- _Problem to work on_
Print each of the records below, leaving every word as it is.

┄┄┄┄┄┄

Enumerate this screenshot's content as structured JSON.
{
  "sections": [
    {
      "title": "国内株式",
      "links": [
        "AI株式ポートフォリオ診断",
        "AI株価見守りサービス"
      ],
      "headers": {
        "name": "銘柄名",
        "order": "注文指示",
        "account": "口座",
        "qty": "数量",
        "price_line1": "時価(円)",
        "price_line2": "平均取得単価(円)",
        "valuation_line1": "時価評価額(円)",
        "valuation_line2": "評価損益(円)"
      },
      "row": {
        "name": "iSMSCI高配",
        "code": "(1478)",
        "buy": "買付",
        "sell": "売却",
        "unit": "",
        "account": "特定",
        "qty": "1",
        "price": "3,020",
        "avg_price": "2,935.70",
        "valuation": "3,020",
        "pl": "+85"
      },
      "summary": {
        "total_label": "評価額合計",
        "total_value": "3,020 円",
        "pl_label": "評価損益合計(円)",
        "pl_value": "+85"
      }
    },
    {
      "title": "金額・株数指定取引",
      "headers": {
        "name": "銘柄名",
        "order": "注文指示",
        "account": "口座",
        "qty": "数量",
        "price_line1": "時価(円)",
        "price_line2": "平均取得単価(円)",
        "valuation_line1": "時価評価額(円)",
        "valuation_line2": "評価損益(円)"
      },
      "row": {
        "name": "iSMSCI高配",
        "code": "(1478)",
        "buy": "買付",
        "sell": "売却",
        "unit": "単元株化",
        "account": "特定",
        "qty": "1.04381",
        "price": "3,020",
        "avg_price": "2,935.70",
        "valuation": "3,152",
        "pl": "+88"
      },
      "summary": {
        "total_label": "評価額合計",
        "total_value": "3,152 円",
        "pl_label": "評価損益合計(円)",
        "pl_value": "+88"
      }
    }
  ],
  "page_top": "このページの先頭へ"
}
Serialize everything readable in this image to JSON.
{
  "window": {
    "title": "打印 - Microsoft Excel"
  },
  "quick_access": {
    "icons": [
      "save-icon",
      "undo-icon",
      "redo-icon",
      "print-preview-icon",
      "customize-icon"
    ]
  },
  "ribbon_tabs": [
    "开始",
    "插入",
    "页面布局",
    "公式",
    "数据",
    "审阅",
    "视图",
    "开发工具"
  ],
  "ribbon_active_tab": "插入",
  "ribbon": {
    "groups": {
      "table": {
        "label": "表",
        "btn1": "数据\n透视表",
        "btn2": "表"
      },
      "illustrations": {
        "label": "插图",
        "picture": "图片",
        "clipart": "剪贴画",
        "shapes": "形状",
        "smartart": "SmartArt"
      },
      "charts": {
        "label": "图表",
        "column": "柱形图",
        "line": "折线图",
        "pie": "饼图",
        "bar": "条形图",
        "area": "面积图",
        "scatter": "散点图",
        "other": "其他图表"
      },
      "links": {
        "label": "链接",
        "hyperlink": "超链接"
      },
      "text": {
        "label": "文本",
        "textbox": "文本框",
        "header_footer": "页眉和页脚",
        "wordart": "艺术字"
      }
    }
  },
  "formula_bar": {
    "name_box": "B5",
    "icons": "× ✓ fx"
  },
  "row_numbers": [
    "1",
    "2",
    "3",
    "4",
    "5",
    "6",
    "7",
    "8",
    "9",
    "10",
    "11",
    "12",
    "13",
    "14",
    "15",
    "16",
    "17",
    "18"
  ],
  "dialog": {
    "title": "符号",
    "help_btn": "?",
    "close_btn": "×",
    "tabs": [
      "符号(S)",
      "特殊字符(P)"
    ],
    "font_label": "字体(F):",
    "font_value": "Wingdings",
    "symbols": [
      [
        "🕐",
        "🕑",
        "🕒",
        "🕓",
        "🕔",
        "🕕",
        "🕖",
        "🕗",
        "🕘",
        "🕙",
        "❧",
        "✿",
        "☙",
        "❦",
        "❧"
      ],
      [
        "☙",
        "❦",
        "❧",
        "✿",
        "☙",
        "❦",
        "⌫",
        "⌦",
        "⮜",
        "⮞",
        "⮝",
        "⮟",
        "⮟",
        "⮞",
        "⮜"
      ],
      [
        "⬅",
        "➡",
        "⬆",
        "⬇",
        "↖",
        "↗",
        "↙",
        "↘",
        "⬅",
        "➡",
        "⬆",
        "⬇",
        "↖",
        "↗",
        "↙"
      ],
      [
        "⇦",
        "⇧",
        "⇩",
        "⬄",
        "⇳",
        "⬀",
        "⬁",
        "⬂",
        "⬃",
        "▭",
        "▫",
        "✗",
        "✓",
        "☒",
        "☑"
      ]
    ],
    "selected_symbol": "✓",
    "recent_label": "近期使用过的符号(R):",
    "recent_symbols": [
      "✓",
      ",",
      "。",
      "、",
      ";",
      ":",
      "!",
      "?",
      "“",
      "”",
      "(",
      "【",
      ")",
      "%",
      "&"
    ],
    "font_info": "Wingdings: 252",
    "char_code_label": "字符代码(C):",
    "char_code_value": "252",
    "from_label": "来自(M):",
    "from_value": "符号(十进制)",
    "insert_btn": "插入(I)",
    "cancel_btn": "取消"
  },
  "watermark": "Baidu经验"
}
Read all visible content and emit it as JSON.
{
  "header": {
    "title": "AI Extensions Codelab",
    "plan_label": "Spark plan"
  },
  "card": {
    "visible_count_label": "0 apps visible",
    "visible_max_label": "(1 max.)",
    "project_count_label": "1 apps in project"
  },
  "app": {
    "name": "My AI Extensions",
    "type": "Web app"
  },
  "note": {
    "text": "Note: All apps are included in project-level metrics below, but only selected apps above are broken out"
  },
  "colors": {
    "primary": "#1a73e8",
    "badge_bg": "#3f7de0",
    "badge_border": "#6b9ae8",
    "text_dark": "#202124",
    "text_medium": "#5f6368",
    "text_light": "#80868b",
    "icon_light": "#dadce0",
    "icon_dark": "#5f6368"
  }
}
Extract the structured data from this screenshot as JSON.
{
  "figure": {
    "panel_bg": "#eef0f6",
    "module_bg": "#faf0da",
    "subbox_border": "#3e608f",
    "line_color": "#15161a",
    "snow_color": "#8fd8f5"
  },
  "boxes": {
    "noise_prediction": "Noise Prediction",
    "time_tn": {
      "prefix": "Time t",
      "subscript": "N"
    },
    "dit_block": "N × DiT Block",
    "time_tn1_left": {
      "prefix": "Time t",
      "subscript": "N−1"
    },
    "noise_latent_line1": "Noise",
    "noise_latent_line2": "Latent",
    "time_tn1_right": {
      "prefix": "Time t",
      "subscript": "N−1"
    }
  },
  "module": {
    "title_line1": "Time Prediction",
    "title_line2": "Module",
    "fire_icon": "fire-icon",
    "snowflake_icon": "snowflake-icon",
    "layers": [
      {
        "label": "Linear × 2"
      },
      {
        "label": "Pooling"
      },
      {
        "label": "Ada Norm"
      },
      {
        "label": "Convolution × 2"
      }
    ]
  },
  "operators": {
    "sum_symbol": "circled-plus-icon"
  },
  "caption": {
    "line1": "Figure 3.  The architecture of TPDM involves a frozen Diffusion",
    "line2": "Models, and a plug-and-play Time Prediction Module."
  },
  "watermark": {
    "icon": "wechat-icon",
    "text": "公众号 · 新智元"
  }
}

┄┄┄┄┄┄

- _Task output_
Enumerate this screenshot's content as structured JSON.
{
  "sections": [
    {
      "title": "国内株式",
      "links": [
        "AI株式ポートフォリオ診断",
        "AI株価見守りサービス"
      ],
      "headers": {
        "name": "銘柄名",
        "order": "注文指示",
        "account": "口座",
        "qty": "数量",
        "price_line1": "時価(円)",
        "price_line2": "平均取得単価(円)",
        "valuation_line1": "時価評価額(円)",
        "valuation_line2": "評価損益(円)"
      },
      "row": {
        "name": "iSMSCI高配",
        "code": "(1478)",
        "buy": "買付",
        "sell": "売却",
        "unit": "",
        "account": "特定",
        "qty": "1",
        "price": "3,020",
        "avg_price": "2,935.70",
        "valuation": "3,020",
        "pl": "+85"
      },
      "summary": {
        "total_label": "評価額合計",
        "total_value": "3,020 円",
        "pl_label": "評価損益合計(円)",
        "pl_value": "+85"
      }
    },
    {
      "title": "金額・株数指定取引",
      "headers": {
        "name": "銘柄名",
        "order": "注文指示",
        "account": "口座",
        "qty": "数量",
        "price_line1": "時価(円)",
        "price_line2": "平均取得単価(円)",
        "valuation_line1": "時価評価額(円)",
        "valuation_line2": "評価損益(円)"
      },
      "row": {
        "name": "iSMSCI高配",
        "code": "(1478)",
        "buy": "買付",
        "sell": "売却",
        "unit": "単元株化",
        "account": "特定",
        "qty": "1.04381",
        "price": "3,020",
        "avg_price": "2,935.70",
        "valuation": "3,152",
        "pl": "+88"
      },
      "summary": {
        "total_label": "評価額合計",
        "total_value": "3,152 円",
        "pl_label": "評価損益合計(円)",
        "pl_value": "+88"
      }
    }
  ],
  "page_top": "このページの先頭へ"
}
Serialize everything readable in this image to JSON.
{
  "window": {
    "title": "打印 - Microsoft Excel"
  },
  "quick_access": {
    "icons": [
      "save-icon",
      "undo-icon",
      "redo-icon",
      "print-preview-icon",
      "customize-icon"
    ]
  },
  "ribbon_tabs": [
    "开始",
    "插入",
    "页面布局",
    "公式",
    "数据",
    "审阅",
    "视图",
    "开发工具"
  ],
  "ribbon_active_tab": "插入",
  "ribbon": {
    "groups": {
      "table": {
        "label": "表",
        "btn1": "数据\n透视表",
        "btn2": "表"
      },
      "illustrations": {
        "label": "插图",
        "picture": "图片",
        "clipart": "剪贴画",
        "shapes": "形状",
        "smartart": "SmartArt"
      },
      "charts": {
        "label": "图表",
        "column": "柱形图",
        "line": "折线图",
        "pie": "饼图",
        "bar": "条形图",
        "area": "面积图",
        "scatter": "散点图",
        "other": "其他图表"
      },
      "links": {
        "label": "链接",
        "hyperlink": "超链接"
      },
      "text": {
        "label": "文本",
        "textbox": "文本框",
        "header_footer": "页眉和页脚",
        "wordart": "艺术字"
      }
    }
  },
  "formula_bar": {
    "name_box": "B5",
    "icons": "× ✓ fx"
  },
  "row_numbers": [
    "1",
    "2",
    "3",
    "4",
    "5",
    "6",
    "7",
    "8",
    "9",
    "10",
    "11",
    "12",
    "13",
    "14",
    "15",
    "16",
    "17",
    "18"
  ],
  "dialog": {
    "title": "符号",
    "help_btn": "?",
    "close_btn": "×",
    "tabs": [
      "符号(S)",
      "特殊字符(P)"
    ],
    "font_label": "字体(F):",
    "font_value": "Wingdings",
    "symbols": [
      [
        "🕐",
        "🕑",
        "🕒",
        "🕓",
        "🕔",
        "🕕",
        "🕖",
        "🕗",
        "🕘",
        "🕙",
        "❧",
        "✿",
        "☙",
        "❦",
        "❧"
      ],
      [
        "☙",
        "❦",
        "❧",
        "✿",
        "☙",
        "❦",
        "⌫",
        "⌦",
        "⮜",
        "⮞",
        "⮝",
        "⮟",
        "⮟",
        "⮞",
        "⮜"
      ],
      [
        "⬅",
        "➡",
        "⬆",
        "⬇",
        "↖",
        "↗",
        "↙",
        "↘",
        "⬅",
        "➡",
        "⬆",
        "⬇",
        "↖",
        "↗",
        "↙"
      ],
      [
        "⇦",
        "⇧",
        "⇩",
        "⬄",
        "⇳",
        "⬀",
        "⬁",
        "⬂",
        "⬃",
        "▭",
        "▫",
        "✗",
        "✓",
        "☒",
        "☑"
      ]
    ],
    "selected_symbol": "✓",
    "recent_label": "近期使用过的符号(R):",
    "recent_symbols": [
      "✓",
      ",",
      "。",
      "、",
      ";",
      ":",
      "!",
      "?",
      "“",
      "”",
      "(",
      "【",
      ")",
      "%",
      "&"
    ],
    "font_info": "Wingdings: 252",
    "char_code_label": "字符代码(C):",
    "char_code_value": "252",
    "from_label": "来自(M):",
    "from_value": "符号(十进制)",
    "insert_btn": "插入(I)",
    "cancel_btn": "取消"
  },
  "watermark": "Baidu经验"
}
Read all visible content and emit it as JSON.
{
  "header": {
    "title": "AI Extensions Codelab",
    "plan_label": "Spark plan"
  },
  "card": {
    "visible_count_label": "0 apps visible",
    "visible_max_label": "(1 max.)",
    "project_count_label": "1 apps in project"
  },
  "app": {
    "name": "My AI Extensions",
    "type": "Web app"
  },
  "note": {
    "text": "Note: All apps are included in project-level metrics below, but only selected apps above are broken out"
  },
  "colors": {
    "primary": "#1a73e8",
    "badge_bg": "#3f7de0",
    "badge_border": "#6b9ae8",
    "text_dark": "#202124",
    "text_medium": "#5f6368",
    "text_light": "#80868b",
    "icon_light": "#dadce0",
    "icon_dark": "#5f6368"
  }
}
Extract the structured data from this screenshot as JSON.
{
  "figure": {
    "panel_bg": "#eef0f6",
    "module_bg": "#faf0da",
    "subbox_border": "#3e608f",
    "line_color": "#15161a",
    "snow_color": "#8fd8f5"
  },
  "boxes": {
    "noise_prediction": "Noise Prediction",
    "time_tn": {
      "prefix": "Time t",
      "subscript": "N"
    },
    "dit_block": "N × DiT Block",
    "time_tn1_left": {
      "prefix": "Time t",
      "subscript": "N−1"
    },
    "noise_latent_line1": "Noise",
    "noise_latent_line2": "Latent",
    "time_tn1_right": {
      "prefix": "Time t",
      "subscript": "N−1"
    }
  },
  "module": {
    "title_line1": "Time Prediction",
    "title_line2": "Module",
    "fire_icon": "fire-icon",
    "snowflake_icon": "snowflake-icon",
    "layers": [
      {
        "label": "Linear × 2"
      },
      {
        "label": "Pooling"
      },
      {
        "label": "Ada Norm"
      },
      {
        "label": "Convolution × 2"
      }
    ]
  },
  "operators": {
    "sum_symbol": "circled-plus-icon"
  },
  "caption": {
    "line1": "Figure 3.  The architecture of TPDM involves a frozen Diffusion",
    "line2": "Models, and a plug-and-play Time Prediction Module."
  },
  "watermark": {
    "icon": "wechat-icon",
    "text": "公众号 · 新智元"
  }
}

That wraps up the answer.